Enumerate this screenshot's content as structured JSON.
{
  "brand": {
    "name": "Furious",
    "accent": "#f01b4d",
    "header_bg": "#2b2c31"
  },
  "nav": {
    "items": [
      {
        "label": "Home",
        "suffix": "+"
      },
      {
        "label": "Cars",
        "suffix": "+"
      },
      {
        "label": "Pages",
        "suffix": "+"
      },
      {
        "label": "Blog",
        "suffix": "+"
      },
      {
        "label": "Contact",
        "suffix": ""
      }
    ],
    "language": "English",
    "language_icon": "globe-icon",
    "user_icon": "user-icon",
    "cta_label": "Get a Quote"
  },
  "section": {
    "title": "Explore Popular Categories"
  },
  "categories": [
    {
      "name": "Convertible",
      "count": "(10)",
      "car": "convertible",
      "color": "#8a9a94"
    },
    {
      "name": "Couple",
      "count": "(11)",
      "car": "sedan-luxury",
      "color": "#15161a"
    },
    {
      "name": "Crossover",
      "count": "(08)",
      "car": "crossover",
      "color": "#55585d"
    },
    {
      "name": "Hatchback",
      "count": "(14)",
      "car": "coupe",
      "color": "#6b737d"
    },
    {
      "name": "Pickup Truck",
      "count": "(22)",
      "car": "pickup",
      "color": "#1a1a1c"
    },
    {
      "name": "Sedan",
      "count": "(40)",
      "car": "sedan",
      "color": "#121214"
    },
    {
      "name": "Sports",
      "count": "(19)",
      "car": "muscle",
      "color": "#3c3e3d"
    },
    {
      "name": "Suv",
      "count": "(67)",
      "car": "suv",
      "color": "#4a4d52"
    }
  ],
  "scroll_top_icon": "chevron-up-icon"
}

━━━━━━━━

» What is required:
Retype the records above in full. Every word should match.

» Exercise response:
Enumerate this screenshot's content as structured JSON.
{
  "brand": {
    "name": "Furious",
    "accent": "#f01b4d",
    "header_bg": "#2b2c31"
  },
  "nav": {
    "items": [
      {
        "label": "Home",
        "suffix": "+"
      },
      {
        "label": "Cars",
        "suffix": "+"
      },
      {
        "label": "Pages",
        "suffix": "+"
      },
      {
        "label": "Blog",
        "suffix": "+"
      },
      {
        "label": "Contact",
        "suffix": ""
      }
    ],
    "language": "English",
    "language_icon": "globe-icon",
    "user_icon": "user-icon",
    "cta_label": "Get a Quote"
  },
  "section": {
    "title": "Explore Popular Categories"
  },
  "categories": [
    {
      "name": "Convertible",
      "count": "(10)",
      "car": "convertible",
      "color": "#8a9a94"
    },
    {
      "name": "Couple",
      "count": "(11)",
      "car": "sedan-luxury",
      "color": "#15161a"
    },
    {
      "name": "Crossover",
      "count": "(08)",
      "car": "crossover",
      "color": "#55585d"
    },
    {
      "name": "Hatchback",
      "count": "(14)",
      "car": "coupe",
      "color": "#6b737d"
    },
    {
      "name": "Pickup Truck",
      "count": "(22)",
      "car": "pickup",
      "color": "#1a1a1c"
    },
    {
      "name": "Sedan",
      "count": "(40)",
      "car": "sedan",
      "color": "#121214"
    },
    {
      "name": "Sports",
      "count": "(19)",
      "car": "muscle",
      "color": "#3c3e3d"
    },
    {
      "name": "Suv",
      "count": "(67)",
      "car": "suv",
      "color": "#4a4d52"
    }
  ],
  "scroll_top_icon": "chevron-up-icon"
}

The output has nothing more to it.